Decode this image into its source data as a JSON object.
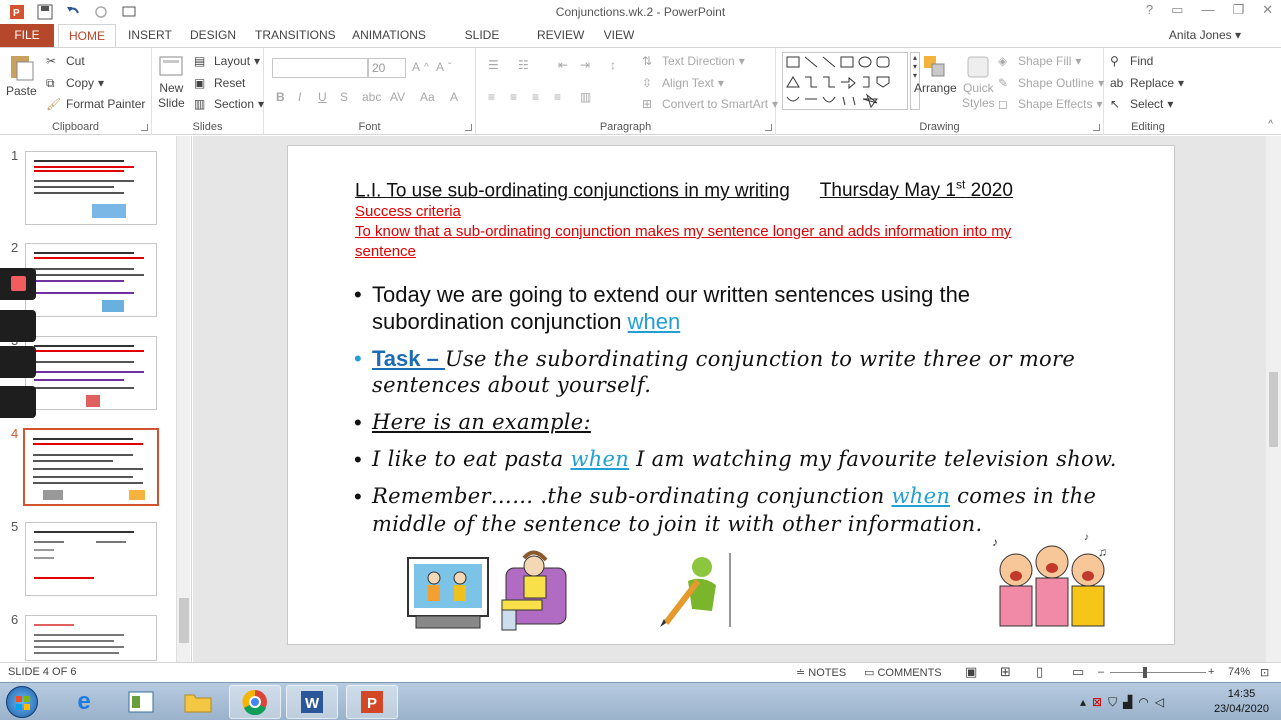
{
  "window": {
    "title": "Conjunctions.wk.2 - PowerPoint",
    "controls": [
      "?",
      "▭",
      "—",
      "❐",
      "✕"
    ]
  },
  "tabs": [
    "FILE",
    "HOME",
    "INSERT",
    "DESIGN",
    "TRANSITIONS",
    "ANIMATIONS",
    "SLIDE SHOW",
    "REVIEW",
    "VIEW"
  ],
  "user": "Anita Jones",
  "ribbon": {
    "clipboard": {
      "label": "Clipboard",
      "paste": "Paste",
      "cut": "Cut",
      "copy": "Copy",
      "format_painter": "Format Painter"
    },
    "slides": {
      "label": "Slides",
      "new_slide": "New",
      "new_slide2": "Slide",
      "layout": "Layout",
      "reset": "Reset",
      "section": "Section"
    },
    "font": {
      "label": "Font",
      "font_name": "",
      "font_size": "20"
    },
    "paragraph": {
      "label": "Paragraph",
      "text_direction": "Text Direction",
      "align_text": "Align Text",
      "convert_smartart": "Convert to SmartArt"
    },
    "drawing": {
      "label": "Drawing",
      "arrange": "Arrange",
      "quick_styles": "Quick",
      "quick_styles2": "Styles",
      "shape_fill": "Shape Fill",
      "shape_outline": "Shape Outline",
      "shape_effects": "Shape Effects"
    },
    "editing": {
      "label": "Editing",
      "find": "Find",
      "replace": "Replace",
      "select": "Select"
    }
  },
  "thumbnails": [
    "1",
    "2",
    "3",
    "4",
    "5",
    "6"
  ],
  "slide": {
    "title": "L.I. To use sub-ordinating conjunctions in my writing",
    "date_prefix": "Thursday May 1",
    "date_sup": "st",
    "date_year": " 2020",
    "criteria_heading": "Success criteria",
    "criteria_line1": "To know that a sub-ordinating conjunction makes my sentence longer and adds information into my",
    "criteria_line2": "sentence",
    "b1_line1": "Today we are going to extend our written sentences using the",
    "b1_line2_pre": "subordination conjunction ",
    "b1_kw": "when",
    "b2_task": "Task – ",
    "b2_line1": "Use the subordinating conjunction to write three or more",
    "b2_line2": "sentences about yourself.",
    "b3": "Here is an example:",
    "b4_pre": "I like to eat pasta ",
    "b4_kw": "when",
    "b4_post": " I am watching my favourite television show.",
    "b5_pre": "Remember…… .the sub-ordinating conjunction ",
    "b5_kw": "when",
    "b5_post": " comes in the",
    "b5_line2": "middle of the sentence to join it with other information."
  },
  "status": {
    "slide_counter": "SLIDE 4 OF 6",
    "notes": "NOTES",
    "comments": "COMMENTS",
    "zoom": "74%"
  },
  "clock": {
    "time": "14:35",
    "date": "23/04/2020"
  }
}
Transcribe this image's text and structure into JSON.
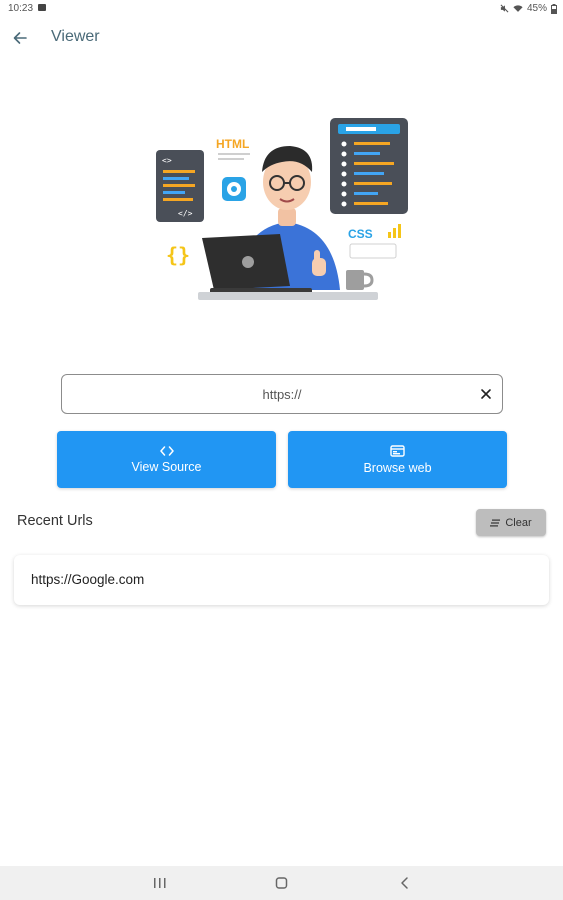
{
  "status_bar": {
    "time": "10:23",
    "battery": "45%"
  },
  "app_bar": {
    "title": "Viewer"
  },
  "url_input": {
    "placeholder": "https://",
    "value": ""
  },
  "buttons": {
    "view_source": "View Source",
    "browse_web": "Browse web"
  },
  "recent": {
    "title": "Recent Urls",
    "clear_label": "Clear",
    "items": [
      {
        "url": "https://Google.com"
      }
    ]
  },
  "colors": {
    "primary": "#2196f3",
    "title_color": "#4a6a78",
    "clear_button_bg": "#bdbdbd"
  },
  "hero_labels": {
    "html": "HTML",
    "css": "CSS"
  }
}
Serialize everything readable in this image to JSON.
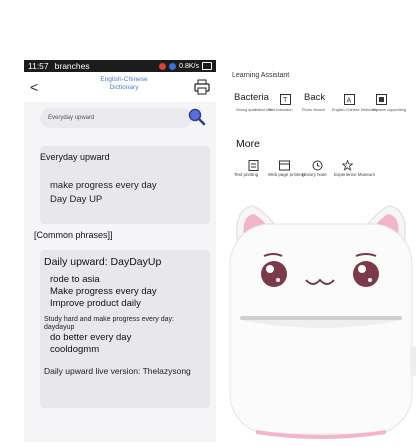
{
  "statusbar": {
    "time": "11:57",
    "carrier": "branches",
    "net": "0.8K/s"
  },
  "topbar": {
    "back": "<",
    "title": "English-Chinese Dictionary"
  },
  "search": {
    "value": "Everyday upward"
  },
  "result": {
    "query": "Everyday upward",
    "lines": [
      "make progress every day",
      "Day Day UP"
    ]
  },
  "common_label": "[Common phrases]]",
  "phrases": {
    "heading": "Daily upward: DayDayUp",
    "items": [
      "rode to asia",
      "Make progress every day",
      "Improve product daily"
    ],
    "study": "Study hard and make progress every day:",
    "study2": "daydayup",
    "items2": [
      "do better every day",
      "cooldogmm"
    ],
    "live": "Daily upward live version: Thelazysong"
  },
  "assistant": {
    "title": "Learning Assistant",
    "word1": "Bacteria",
    "word2": "Back",
    "small_labels": [
      "Strong qualitative text",
      "Text extraction",
      "Photo Search",
      "English-Chinese Dictionary",
      "Chinese copywriting"
    ],
    "more": "More",
    "more_labels": [
      "Text printing",
      "Web page printing",
      "History Note",
      "Experience Museum"
    ]
  },
  "colors": {
    "accent": "#4a7bd0",
    "pink": "#f4b9cc",
    "dark": "#1c1c1c"
  }
}
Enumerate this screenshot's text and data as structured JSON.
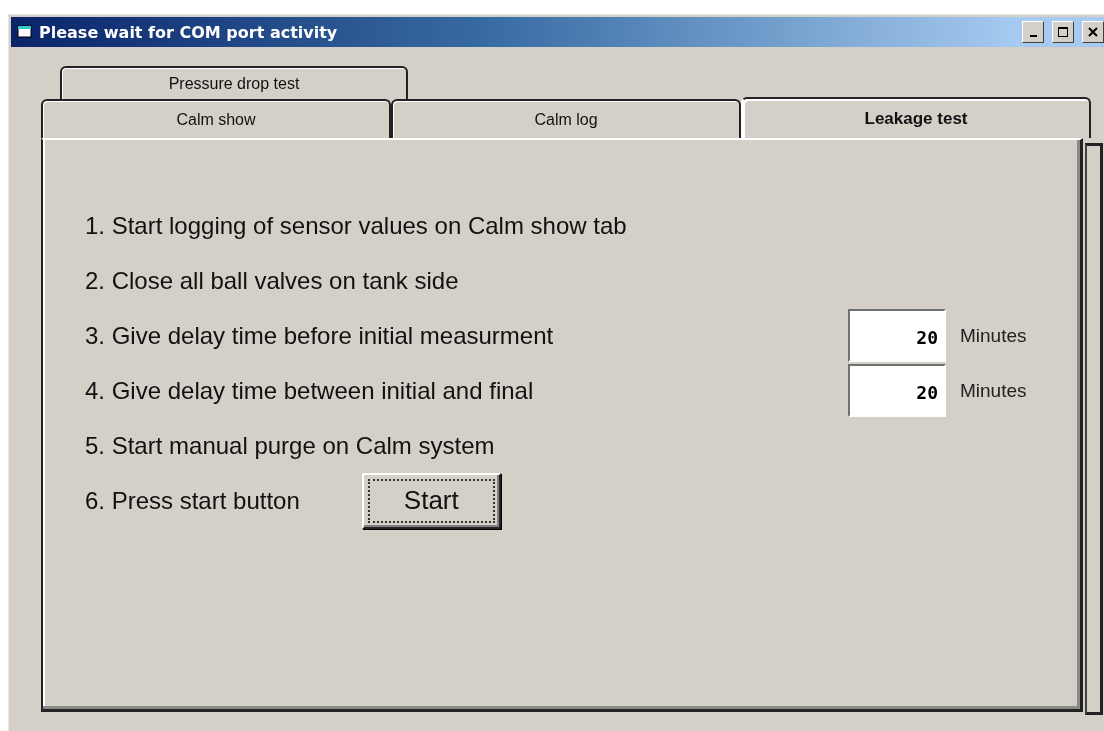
{
  "window": {
    "title": "Please wait for COM port activity"
  },
  "tab_rows": [
    [
      {
        "label": "Pressure drop test",
        "selected": false
      }
    ],
    [
      {
        "label": "Calm show",
        "selected": false
      },
      {
        "label": "Calm log",
        "selected": false
      },
      {
        "label": "Leakage test",
        "selected": true
      }
    ]
  ],
  "steps": [
    {
      "kind": "text",
      "label": "1. Start logging of sensor values on Calm show tab"
    },
    {
      "kind": "text",
      "label": "2. Close all ball valves on tank side"
    },
    {
      "kind": "delay",
      "label": "3. Give delay time before initial measurment",
      "value": "20",
      "unit": "Minutes"
    },
    {
      "kind": "delay",
      "label": "4. Give delay time between initial and final",
      "value": "20",
      "unit": "Minutes"
    },
    {
      "kind": "text",
      "label": "5. Start manual purge on Calm system"
    },
    {
      "kind": "button",
      "label": "6. Press start button",
      "button": "Start"
    }
  ]
}
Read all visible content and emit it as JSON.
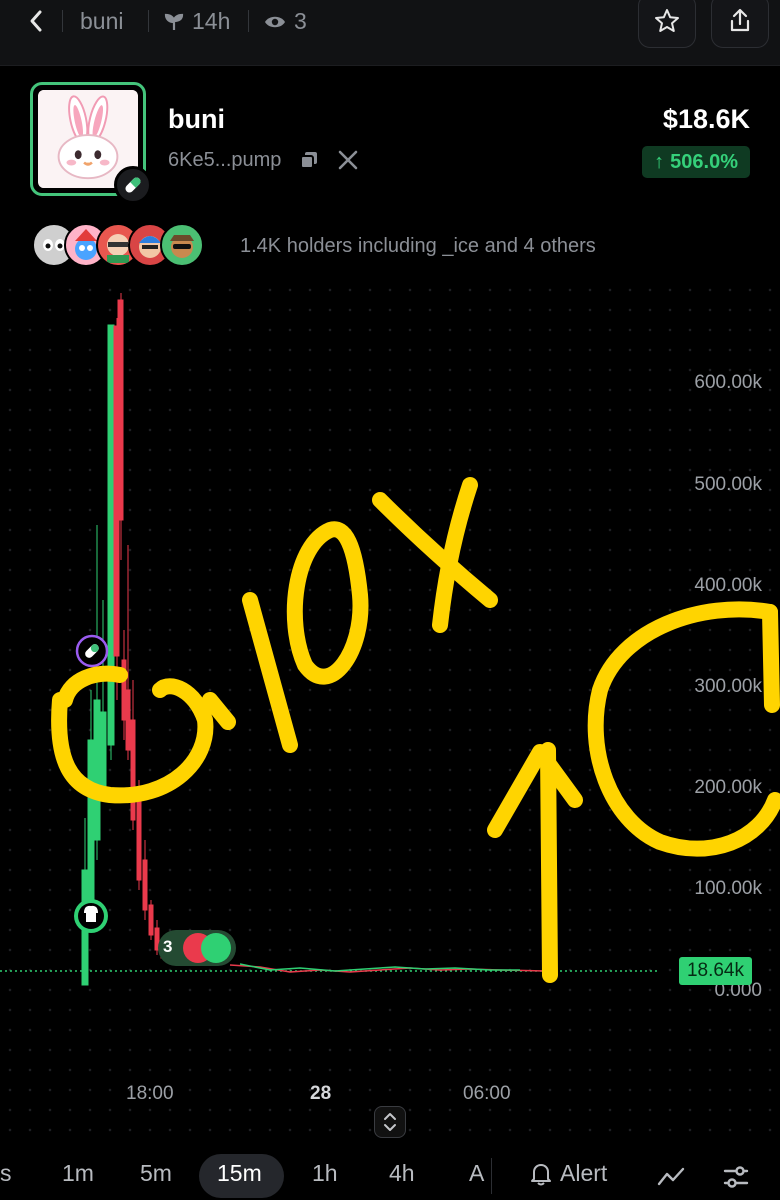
{
  "topbar": {
    "token_label": "buni",
    "age": "14h",
    "watchers": "3"
  },
  "token": {
    "name": "buni",
    "address": "6Ke5...pump",
    "market_cap": "$18.6K",
    "change": "506.0%",
    "change_color": "#35d07a"
  },
  "holders": {
    "text": "1.4K holders including _ice and 4 others",
    "avatar_colors": [
      "#d9d9d9",
      "#ff8fb1",
      "#e85d5d",
      "#d94545",
      "#4bbf73"
    ]
  },
  "chart": {
    "y_ticks": [
      "600.00k",
      "500.00k",
      "400.00k",
      "300.00k",
      "200.00k",
      "100.00k",
      "0.000"
    ],
    "x_ticks": [
      "18:00",
      "28",
      "06:00"
    ],
    "current_price": "18.64k",
    "trade_badge_count": "3",
    "annotation_text": "10X",
    "up_color": "#2fd073",
    "down_color": "#ea3a4c",
    "annotation_color": "#ffd400"
  },
  "toolbar": {
    "partial_left": "s",
    "timeframes": [
      "1m",
      "5m",
      "15m",
      "1h",
      "4h"
    ],
    "partial_right": "A",
    "active_timeframe": "15m",
    "alert_label": "Alert"
  }
}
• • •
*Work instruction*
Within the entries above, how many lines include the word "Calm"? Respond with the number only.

*Result*
4